Dynamically watch the numbers change
What can we eliminate from the current workflow?
Unnecessary numbers and information
Reading long instructions
Choose the products/services the customer will be using
Forms will appear according to which products customer choose. This is to make it easier for users to keep track of what information is absolutely necessary.
Just like a check-out page, users are able to see the total storage they need based on the information they put in.
Edge case: For customers that don’t know their log rate for firewalls:
We can help estimate it for them
“So it kinda works like a check-out cart.”
I had never worked on enterprise products, but I have learned that it is possible to carry over an idea you see in the mainstream and combine it with the nature of enterprise products.
A lot of the patterns in this UI are related to online shopping- choosing products, selecting quantity, and figuring out the total price. In the Logging Service Calculator, users are pretty much doing something similar.
Designing the Interaction
Customers only fill out the most necessary information. This means being able to choose which products are particularly relevant to them. More information appears as users click through the options, making it less cluttery and more intuitive.
Just like a shopping cart, customers are able to change their numbers on the forms and see the total dynamically change. We wanted to empower customers to make fast decisions. Providing a design that helps customers retain context helps with this. Additionally the “recommended storage” side bar floats as the customer scrolls down the page. This is to ensure that customers will always be able to see the total change as they are changing up their numbers.
Helping customers measure log rate
What if customers don’t know their log rate? I suggested a way for us to help customers calculate their log rate with a simple pop-up modal. We realize that not every customer has ready access to their firewall data, so helping them figure out their numbers improves customer experience overall.
Now available here.
You can empower engineers to become designers too.
At Palo Alto Networks, I realized that there is a positive and productive impact when we influence engineers to engage in design thinking. It pushes me to think in terms of the technical constraints and possibilities, but at the same time, pushes engineers to be limitless in their implementation methods.
Transcend user experience to customer experience.
I was inspired by Satyam Katamneni’s Design is [Business] talk at Google. He says-
“if you don’t understand the business outcome, you are solving a problem you don’t understand.”
This stuck with me throughout the whole project, and it helped me scope what design experience to achieve so that customers no longer have a difficult time making decisions. The term “customer experience” gets your stakeholders to pay attention, and when you are solving a “customer experience” problem, you are balancing the user needs and business needs at the same time.
Technical knowledge helps. A ton.

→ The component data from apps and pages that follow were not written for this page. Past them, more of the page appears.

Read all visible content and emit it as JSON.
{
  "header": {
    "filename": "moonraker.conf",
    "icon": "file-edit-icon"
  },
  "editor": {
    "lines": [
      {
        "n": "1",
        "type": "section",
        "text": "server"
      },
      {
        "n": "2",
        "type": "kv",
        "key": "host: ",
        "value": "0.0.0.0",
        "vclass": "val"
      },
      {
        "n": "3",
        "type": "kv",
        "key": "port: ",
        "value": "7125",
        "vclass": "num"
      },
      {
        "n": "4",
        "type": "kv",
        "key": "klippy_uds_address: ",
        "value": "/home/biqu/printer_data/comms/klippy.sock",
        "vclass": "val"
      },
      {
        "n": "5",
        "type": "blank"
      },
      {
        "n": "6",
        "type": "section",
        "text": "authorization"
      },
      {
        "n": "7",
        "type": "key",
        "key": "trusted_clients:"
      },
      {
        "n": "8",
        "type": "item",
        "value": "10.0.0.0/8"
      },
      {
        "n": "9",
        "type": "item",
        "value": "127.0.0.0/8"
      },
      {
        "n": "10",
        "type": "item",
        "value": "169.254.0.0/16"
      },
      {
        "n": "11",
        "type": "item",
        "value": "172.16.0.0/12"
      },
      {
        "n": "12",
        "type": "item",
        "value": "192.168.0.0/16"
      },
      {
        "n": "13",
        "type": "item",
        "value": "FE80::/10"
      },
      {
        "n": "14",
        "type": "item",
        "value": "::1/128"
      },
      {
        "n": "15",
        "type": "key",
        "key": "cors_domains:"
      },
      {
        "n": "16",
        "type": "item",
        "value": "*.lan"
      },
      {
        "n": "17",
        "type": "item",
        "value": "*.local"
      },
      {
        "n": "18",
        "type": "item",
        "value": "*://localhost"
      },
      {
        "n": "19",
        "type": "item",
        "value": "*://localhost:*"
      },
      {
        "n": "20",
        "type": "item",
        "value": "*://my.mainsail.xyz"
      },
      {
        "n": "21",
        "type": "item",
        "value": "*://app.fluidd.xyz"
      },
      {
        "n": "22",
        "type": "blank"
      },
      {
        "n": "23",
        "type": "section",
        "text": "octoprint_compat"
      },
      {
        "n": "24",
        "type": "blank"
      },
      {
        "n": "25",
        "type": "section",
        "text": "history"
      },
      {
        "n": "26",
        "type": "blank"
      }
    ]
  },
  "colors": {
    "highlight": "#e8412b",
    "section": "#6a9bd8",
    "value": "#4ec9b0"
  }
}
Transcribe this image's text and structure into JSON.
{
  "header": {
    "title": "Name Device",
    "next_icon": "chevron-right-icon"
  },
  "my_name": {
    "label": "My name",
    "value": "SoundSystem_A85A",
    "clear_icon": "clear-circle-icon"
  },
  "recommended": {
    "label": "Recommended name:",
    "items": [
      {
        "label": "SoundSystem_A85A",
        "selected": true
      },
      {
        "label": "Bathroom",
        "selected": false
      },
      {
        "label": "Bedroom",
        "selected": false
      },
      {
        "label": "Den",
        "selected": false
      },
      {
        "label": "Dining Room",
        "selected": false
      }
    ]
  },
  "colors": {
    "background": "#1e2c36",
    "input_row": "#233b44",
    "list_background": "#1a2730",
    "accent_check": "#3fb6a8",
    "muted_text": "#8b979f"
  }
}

While I admit that I am not a strong coder, I realized how much easier it becomes when communicating with engineers. I found myself going to Bootstrap and telling engineers examples of existing interactions that can be implements in the Logging Service Calculator. This makes me even more motivated to brush up and improve my front-end coding skills so that I become a more well-rounded and diversely skilled designer.